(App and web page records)
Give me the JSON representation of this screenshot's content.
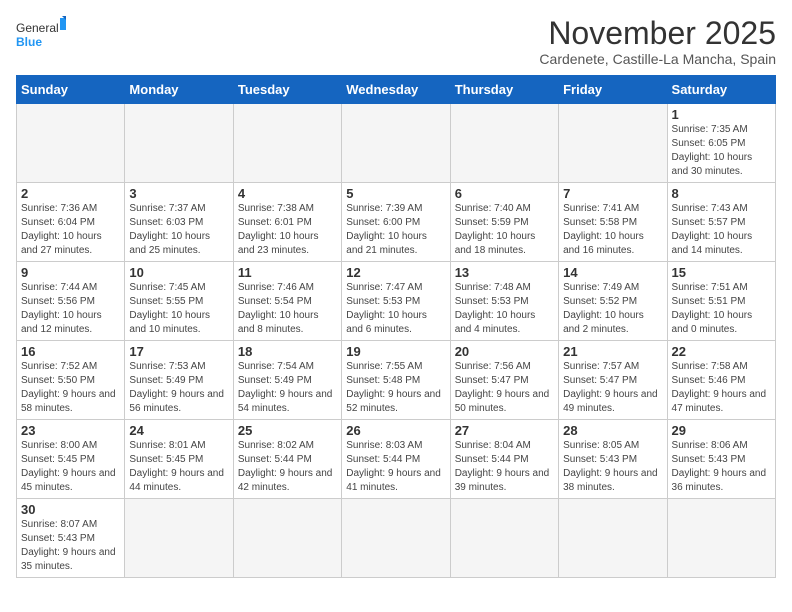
{
  "logo": {
    "text_general": "General",
    "text_blue": "Blue"
  },
  "title": "November 2025",
  "subtitle": "Cardenete, Castille-La Mancha, Spain",
  "weekdays": [
    "Sunday",
    "Monday",
    "Tuesday",
    "Wednesday",
    "Thursday",
    "Friday",
    "Saturday"
  ],
  "weeks": [
    [
      {
        "day": "",
        "info": ""
      },
      {
        "day": "",
        "info": ""
      },
      {
        "day": "",
        "info": ""
      },
      {
        "day": "",
        "info": ""
      },
      {
        "day": "",
        "info": ""
      },
      {
        "day": "",
        "info": ""
      },
      {
        "day": "1",
        "info": "Sunrise: 7:35 AM\nSunset: 6:05 PM\nDaylight: 10 hours and 30 minutes."
      }
    ],
    [
      {
        "day": "2",
        "info": "Sunrise: 7:36 AM\nSunset: 6:04 PM\nDaylight: 10 hours and 27 minutes."
      },
      {
        "day": "3",
        "info": "Sunrise: 7:37 AM\nSunset: 6:03 PM\nDaylight: 10 hours and 25 minutes."
      },
      {
        "day": "4",
        "info": "Sunrise: 7:38 AM\nSunset: 6:01 PM\nDaylight: 10 hours and 23 minutes."
      },
      {
        "day": "5",
        "info": "Sunrise: 7:39 AM\nSunset: 6:00 PM\nDaylight: 10 hours and 21 minutes."
      },
      {
        "day": "6",
        "info": "Sunrise: 7:40 AM\nSunset: 5:59 PM\nDaylight: 10 hours and 18 minutes."
      },
      {
        "day": "7",
        "info": "Sunrise: 7:41 AM\nSunset: 5:58 PM\nDaylight: 10 hours and 16 minutes."
      },
      {
        "day": "8",
        "info": "Sunrise: 7:43 AM\nSunset: 5:57 PM\nDaylight: 10 hours and 14 minutes."
      }
    ],
    [
      {
        "day": "9",
        "info": "Sunrise: 7:44 AM\nSunset: 5:56 PM\nDaylight: 10 hours and 12 minutes."
      },
      {
        "day": "10",
        "info": "Sunrise: 7:45 AM\nSunset: 5:55 PM\nDaylight: 10 hours and 10 minutes."
      },
      {
        "day": "11",
        "info": "Sunrise: 7:46 AM\nSunset: 5:54 PM\nDaylight: 10 hours and 8 minutes."
      },
      {
        "day": "12",
        "info": "Sunrise: 7:47 AM\nSunset: 5:53 PM\nDaylight: 10 hours and 6 minutes."
      },
      {
        "day": "13",
        "info": "Sunrise: 7:48 AM\nSunset: 5:53 PM\nDaylight: 10 hours and 4 minutes."
      },
      {
        "day": "14",
        "info": "Sunrise: 7:49 AM\nSunset: 5:52 PM\nDaylight: 10 hours and 2 minutes."
      },
      {
        "day": "15",
        "info": "Sunrise: 7:51 AM\nSunset: 5:51 PM\nDaylight: 10 hours and 0 minutes."
      }
    ],
    [
      {
        "day": "16",
        "info": "Sunrise: 7:52 AM\nSunset: 5:50 PM\nDaylight: 9 hours and 58 minutes."
      },
      {
        "day": "17",
        "info": "Sunrise: 7:53 AM\nSunset: 5:49 PM\nDaylight: 9 hours and 56 minutes."
      },
      {
        "day": "18",
        "info": "Sunrise: 7:54 AM\nSunset: 5:49 PM\nDaylight: 9 hours and 54 minutes."
      },
      {
        "day": "19",
        "info": "Sunrise: 7:55 AM\nSunset: 5:48 PM\nDaylight: 9 hours and 52 minutes."
      },
      {
        "day": "20",
        "info": "Sunrise: 7:56 AM\nSunset: 5:47 PM\nDaylight: 9 hours and 50 minutes."
      },
      {
        "day": "21",
        "info": "Sunrise: 7:57 AM\nSunset: 5:47 PM\nDaylight: 9 hours and 49 minutes."
      },
      {
        "day": "22",
        "info": "Sunrise: 7:58 AM\nSunset: 5:46 PM\nDaylight: 9 hours and 47 minutes."
      }
    ],
    [
      {
        "day": "23",
        "info": "Sunrise: 8:00 AM\nSunset: 5:45 PM\nDaylight: 9 hours and 45 minutes."
      },
      {
        "day": "24",
        "info": "Sunrise: 8:01 AM\nSunset: 5:45 PM\nDaylight: 9 hours and 44 minutes."
      },
      {
        "day": "25",
        "info": "Sunrise: 8:02 AM\nSunset: 5:44 PM\nDaylight: 9 hours and 42 minutes."
      },
      {
        "day": "26",
        "info": "Sunrise: 8:03 AM\nSunset: 5:44 PM\nDaylight: 9 hours and 41 minutes."
      },
      {
        "day": "27",
        "info": "Sunrise: 8:04 AM\nSunset: 5:44 PM\nDaylight: 9 hours and 39 minutes."
      },
      {
        "day": "28",
        "info": "Sunrise: 8:05 AM\nSunset: 5:43 PM\nDaylight: 9 hours and 38 minutes."
      },
      {
        "day": "29",
        "info": "Sunrise: 8:06 AM\nSunset: 5:43 PM\nDaylight: 9 hours and 36 minutes."
      }
    ],
    [
      {
        "day": "30",
        "info": "Sunrise: 8:07 AM\nSunset: 5:43 PM\nDaylight: 9 hours and 35 minutes."
      },
      {
        "day": "",
        "info": ""
      },
      {
        "day": "",
        "info": ""
      },
      {
        "day": "",
        "info": ""
      },
      {
        "day": "",
        "info": ""
      },
      {
        "day": "",
        "info": ""
      },
      {
        "day": "",
        "info": ""
      }
    ]
  ]
}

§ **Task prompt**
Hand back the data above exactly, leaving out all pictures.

§ **Finished exercise**
Give me the JSON representation of this screenshot's content.
{
  "logo": {
    "text_general": "General",
    "text_blue": "Blue"
  },
  "title": "November 2025",
  "subtitle": "Cardenete, Castille-La Mancha, Spain",
  "weekdays": [
    "Sunday",
    "Monday",
    "Tuesday",
    "Wednesday",
    "Thursday",
    "Friday",
    "Saturday"
  ],
  "weeks": [
    [
      {
        "day": "",
        "info": ""
      },
      {
        "day": "",
        "info": ""
      },
      {
        "day": "",
        "info": ""
      },
      {
        "day": "",
        "info": ""
      },
      {
        "day": "",
        "info": ""
      },
      {
        "day": "",
        "info": ""
      },
      {
        "day": "1",
        "info": "Sunrise: 7:35 AM\nSunset: 6:05 PM\nDaylight: 10 hours and 30 minutes."
      }
    ],
    [
      {
        "day": "2",
        "info": "Sunrise: 7:36 AM\nSunset: 6:04 PM\nDaylight: 10 hours and 27 minutes."
      },
      {
        "day": "3",
        "info": "Sunrise: 7:37 AM\nSunset: 6:03 PM\nDaylight: 10 hours and 25 minutes."
      },
      {
        "day": "4",
        "info": "Sunrise: 7:38 AM\nSunset: 6:01 PM\nDaylight: 10 hours and 23 minutes."
      },
      {
        "day": "5",
        "info": "Sunrise: 7:39 AM\nSunset: 6:00 PM\nDaylight: 10 hours and 21 minutes."
      },
      {
        "day": "6",
        "info": "Sunrise: 7:40 AM\nSunset: 5:59 PM\nDaylight: 10 hours and 18 minutes."
      },
      {
        "day": "7",
        "info": "Sunrise: 7:41 AM\nSunset: 5:58 PM\nDaylight: 10 hours and 16 minutes."
      },
      {
        "day": "8",
        "info": "Sunrise: 7:43 AM\nSunset: 5:57 PM\nDaylight: 10 hours and 14 minutes."
      }
    ],
    [
      {
        "day": "9",
        "info": "Sunrise: 7:44 AM\nSunset: 5:56 PM\nDaylight: 10 hours and 12 minutes."
      },
      {
        "day": "10",
        "info": "Sunrise: 7:45 AM\nSunset: 5:55 PM\nDaylight: 10 hours and 10 minutes."
      },
      {
        "day": "11",
        "info": "Sunrise: 7:46 AM\nSunset: 5:54 PM\nDaylight: 10 hours and 8 minutes."
      },
      {
        "day": "12",
        "info": "Sunrise: 7:47 AM\nSunset: 5:53 PM\nDaylight: 10 hours and 6 minutes."
      },
      {
        "day": "13",
        "info": "Sunrise: 7:48 AM\nSunset: 5:53 PM\nDaylight: 10 hours and 4 minutes."
      },
      {
        "day": "14",
        "info": "Sunrise: 7:49 AM\nSunset: 5:52 PM\nDaylight: 10 hours and 2 minutes."
      },
      {
        "day": "15",
        "info": "Sunrise: 7:51 AM\nSunset: 5:51 PM\nDaylight: 10 hours and 0 minutes."
      }
    ],
    [
      {
        "day": "16",
        "info": "Sunrise: 7:52 AM\nSunset: 5:50 PM\nDaylight: 9 hours and 58 minutes."
      },
      {
        "day": "17",
        "info": "Sunrise: 7:53 AM\nSunset: 5:49 PM\nDaylight: 9 hours and 56 minutes."
      },
      {
        "day": "18",
        "info": "Sunrise: 7:54 AM\nSunset: 5:49 PM\nDaylight: 9 hours and 54 minutes."
      },
      {
        "day": "19",
        "info": "Sunrise: 7:55 AM\nSunset: 5:48 PM\nDaylight: 9 hours and 52 minutes."
      },
      {
        "day": "20",
        "info": "Sunrise: 7:56 AM\nSunset: 5:47 PM\nDaylight: 9 hours and 50 minutes."
      },
      {
        "day": "21",
        "info": "Sunrise: 7:57 AM\nSunset: 5:47 PM\nDaylight: 9 hours and 49 minutes."
      },
      {
        "day": "22",
        "info": "Sunrise: 7:58 AM\nSunset: 5:46 PM\nDaylight: 9 hours and 47 minutes."
      }
    ],
    [
      {
        "day": "23",
        "info": "Sunrise: 8:00 AM\nSunset: 5:45 PM\nDaylight: 9 hours and 45 minutes."
      },
      {
        "day": "24",
        "info": "Sunrise: 8:01 AM\nSunset: 5:45 PM\nDaylight: 9 hours and 44 minutes."
      },
      {
        "day": "25",
        "info": "Sunrise: 8:02 AM\nSunset: 5:44 PM\nDaylight: 9 hours and 42 minutes."
      },
      {
        "day": "26",
        "info": "Sunrise: 8:03 AM\nSunset: 5:44 PM\nDaylight: 9 hours and 41 minutes."
      },
      {
        "day": "27",
        "info": "Sunrise: 8:04 AM\nSunset: 5:44 PM\nDaylight: 9 hours and 39 minutes."
      },
      {
        "day": "28",
        "info": "Sunrise: 8:05 AM\nSunset: 5:43 PM\nDaylight: 9 hours and 38 minutes."
      },
      {
        "day": "29",
        "info": "Sunrise: 8:06 AM\nSunset: 5:43 PM\nDaylight: 9 hours and 36 minutes."
      }
    ],
    [
      {
        "day": "30",
        "info": "Sunrise: 8:07 AM\nSunset: 5:43 PM\nDaylight: 9 hours and 35 minutes."
      },
      {
        "day": "",
        "info": ""
      },
      {
        "day": "",
        "info": ""
      },
      {
        "day": "",
        "info": ""
      },
      {
        "day": "",
        "info": ""
      },
      {
        "day": "",
        "info": ""
      },
      {
        "day": "",
        "info": ""
      }
    ]
  ]
}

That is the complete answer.